The opposite hiring trends emerged once the housing industry started its slow climb out of the cyclical trough. The construction industry has been adding payroll jobs since 2011, while the number of self-employed construction workers continued dwindling until 2015. Consequently, the self-employment rates reversed their course in 2011 and fell close to 23% in recent years.

The ACS data show that from 2011 to 2016 construction gained close to 1.2 million (20%) private payroll jobs but the pool of self-employed workers grew by about 100,000 (5%). This helps explain why builders have reported more extreme labor and subcontractor shortages than commonly cited numbers based only on payroll employment suggest.

Many states, where home building accounts for a higher share of the labor force, also register higher shares of self-employed. Notably, Maine, Montana and Vermont have the highest shares of self-employed construction workers in the nation, with more than a third of their construction workforce being self-employed. The share of self-employed reaches 40% in Maine, 37% in Montana, and 35% in Vermont.

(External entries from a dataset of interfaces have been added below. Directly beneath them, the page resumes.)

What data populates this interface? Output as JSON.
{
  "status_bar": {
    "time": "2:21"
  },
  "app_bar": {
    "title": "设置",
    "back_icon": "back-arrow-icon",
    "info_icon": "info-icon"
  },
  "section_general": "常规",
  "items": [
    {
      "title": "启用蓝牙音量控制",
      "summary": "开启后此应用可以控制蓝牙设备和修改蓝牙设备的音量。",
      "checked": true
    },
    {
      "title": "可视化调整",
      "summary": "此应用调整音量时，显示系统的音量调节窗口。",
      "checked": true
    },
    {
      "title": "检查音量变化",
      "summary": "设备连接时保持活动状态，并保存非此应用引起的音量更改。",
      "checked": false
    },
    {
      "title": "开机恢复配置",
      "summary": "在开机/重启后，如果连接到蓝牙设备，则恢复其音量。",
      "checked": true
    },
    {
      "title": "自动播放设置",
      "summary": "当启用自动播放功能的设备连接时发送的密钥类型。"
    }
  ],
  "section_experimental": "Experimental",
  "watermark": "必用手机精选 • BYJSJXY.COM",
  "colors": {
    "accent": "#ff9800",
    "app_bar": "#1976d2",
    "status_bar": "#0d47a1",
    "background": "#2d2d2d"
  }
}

The New England states are where it takes the longest time to build a house. Because of the short construction season and longer times to complete a project, specialty trade contractors in these states have fewer workers on their payrolls. The 2012 Economic Census data show that specialty trade contractors in Montana, Maine, Rhode Island, Vermont, Idaho, New Hampshire have the smallest payrolls in the nation with 5 to 6 workers, on average. Whereas, the national average is close to 9 workers. As a result, a greater share of work is done by independent entrepreneurs, thus explaining high self-employment shares in these states that go together with elevated shares of residential construction workers in local labor force. Nevertheless, with the exception of Montana, these high shares are below the self-employment peak levels these states registered in the midst of the severe housing downturn.